    Fairchild AFB began in 1942 as Spokane Army Air Depot, a facility for repairing serviceable aircraft returned from the Pacific Theater in World War Two. This depot was selected for its accessibility to the Pacific and shielding by the Cascade Mountains, and the donation of land from the citizens of Spokane. The close of World War Two did not see the depot inactivated; the development of nuclear bombs created a need for long range strategic bomber facilities in the northern United States, and Spokane Army Air Depot was upgraded to base the most advanced fighter of the day, the B-29 Superfortress. 1948 brought a new name, Spokane Air Force Base, and soon additional bomber units were transferred to the new base. In 1950 Spokane Air Force Base was renamed to honor recently deceased General Muir Stephen Fairchild, World War One Air Corps pilot and later Vice Chief of Staff for the Air Force.

    Fairchild AFB served as home base for the 92nd and 98th Bomber Groups, which were soon deployed to service in the Korean War. By the end of the 1950s the base was upgraded to house Atlas missile sites and air defense Nike-Hercules surface-to-air missiles. In the early Cold War Fairchild AFB had roughly half the nuclear weapons in the US arsenal. As the Cold War developed, in-flight refueling became increasingly important for flight operations, and Fairchild's strategic position made it an excellent in-flight refuelling base, and facilities at the base were expanded, although the ICBM mission wound down. Fairchild was the home base for units supporting Operations Young Tiger and Arclight, many bombing missions in Vietnam, and later many refuelling missions in support of Operations Desert Shield and Desert Storm.

    Beginning in 1966 and continuing to the present Fairchild began housing the Air Force survival school for isolated crew in any environment, currently under the 336th Training Group. This school operates in close coordination with the 36th Rescue Flight, a search-and-rescue unit, which often sharpens skills through aid to civilians in need of rescue service and transport.
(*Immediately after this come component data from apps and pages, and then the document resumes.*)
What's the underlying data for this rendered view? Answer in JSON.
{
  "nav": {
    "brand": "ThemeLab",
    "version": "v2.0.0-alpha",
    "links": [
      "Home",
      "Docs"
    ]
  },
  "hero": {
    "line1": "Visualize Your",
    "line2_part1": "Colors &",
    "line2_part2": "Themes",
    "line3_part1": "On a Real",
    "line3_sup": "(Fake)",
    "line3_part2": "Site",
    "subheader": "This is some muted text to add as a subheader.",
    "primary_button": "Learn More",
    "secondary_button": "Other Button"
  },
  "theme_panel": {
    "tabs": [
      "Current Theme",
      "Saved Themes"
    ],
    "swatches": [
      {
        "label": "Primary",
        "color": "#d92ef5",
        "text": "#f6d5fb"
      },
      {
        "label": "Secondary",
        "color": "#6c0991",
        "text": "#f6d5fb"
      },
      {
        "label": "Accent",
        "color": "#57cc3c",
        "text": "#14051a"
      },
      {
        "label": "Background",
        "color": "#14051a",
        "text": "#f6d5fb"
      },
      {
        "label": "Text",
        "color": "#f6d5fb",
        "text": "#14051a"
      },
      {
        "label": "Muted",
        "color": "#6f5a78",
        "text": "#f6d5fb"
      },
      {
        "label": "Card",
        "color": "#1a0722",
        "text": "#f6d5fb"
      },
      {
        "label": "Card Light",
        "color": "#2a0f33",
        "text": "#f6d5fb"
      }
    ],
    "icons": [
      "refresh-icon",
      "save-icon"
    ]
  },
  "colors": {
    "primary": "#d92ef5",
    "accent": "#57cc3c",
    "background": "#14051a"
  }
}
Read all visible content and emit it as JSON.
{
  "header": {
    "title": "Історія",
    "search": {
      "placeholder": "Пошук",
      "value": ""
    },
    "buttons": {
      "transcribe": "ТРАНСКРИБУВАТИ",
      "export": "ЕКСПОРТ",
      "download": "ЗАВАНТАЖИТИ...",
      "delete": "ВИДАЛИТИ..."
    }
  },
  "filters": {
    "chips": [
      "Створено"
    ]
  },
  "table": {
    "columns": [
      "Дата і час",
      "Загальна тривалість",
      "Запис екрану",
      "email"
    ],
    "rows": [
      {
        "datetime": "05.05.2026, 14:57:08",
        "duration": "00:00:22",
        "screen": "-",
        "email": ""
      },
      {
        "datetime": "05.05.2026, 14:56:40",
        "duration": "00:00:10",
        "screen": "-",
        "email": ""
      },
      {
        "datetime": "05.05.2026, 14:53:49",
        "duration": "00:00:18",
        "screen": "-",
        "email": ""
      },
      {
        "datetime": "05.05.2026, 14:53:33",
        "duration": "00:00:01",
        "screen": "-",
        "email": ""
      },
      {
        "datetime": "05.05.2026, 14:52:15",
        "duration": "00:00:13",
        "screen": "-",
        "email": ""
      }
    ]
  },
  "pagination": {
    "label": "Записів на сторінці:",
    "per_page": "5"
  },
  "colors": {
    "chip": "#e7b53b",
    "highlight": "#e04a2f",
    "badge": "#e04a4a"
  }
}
    The winding down of military forces after the end of the Cold War reduced many units, but Fairchild's location made it an ideal tanker hub, and its critical support role in maintaining the global military air bridge. Fairchild units have supported countless missions since the Cold War, particularly in support of Operations Iraqi Freedom and Enduring Freedom.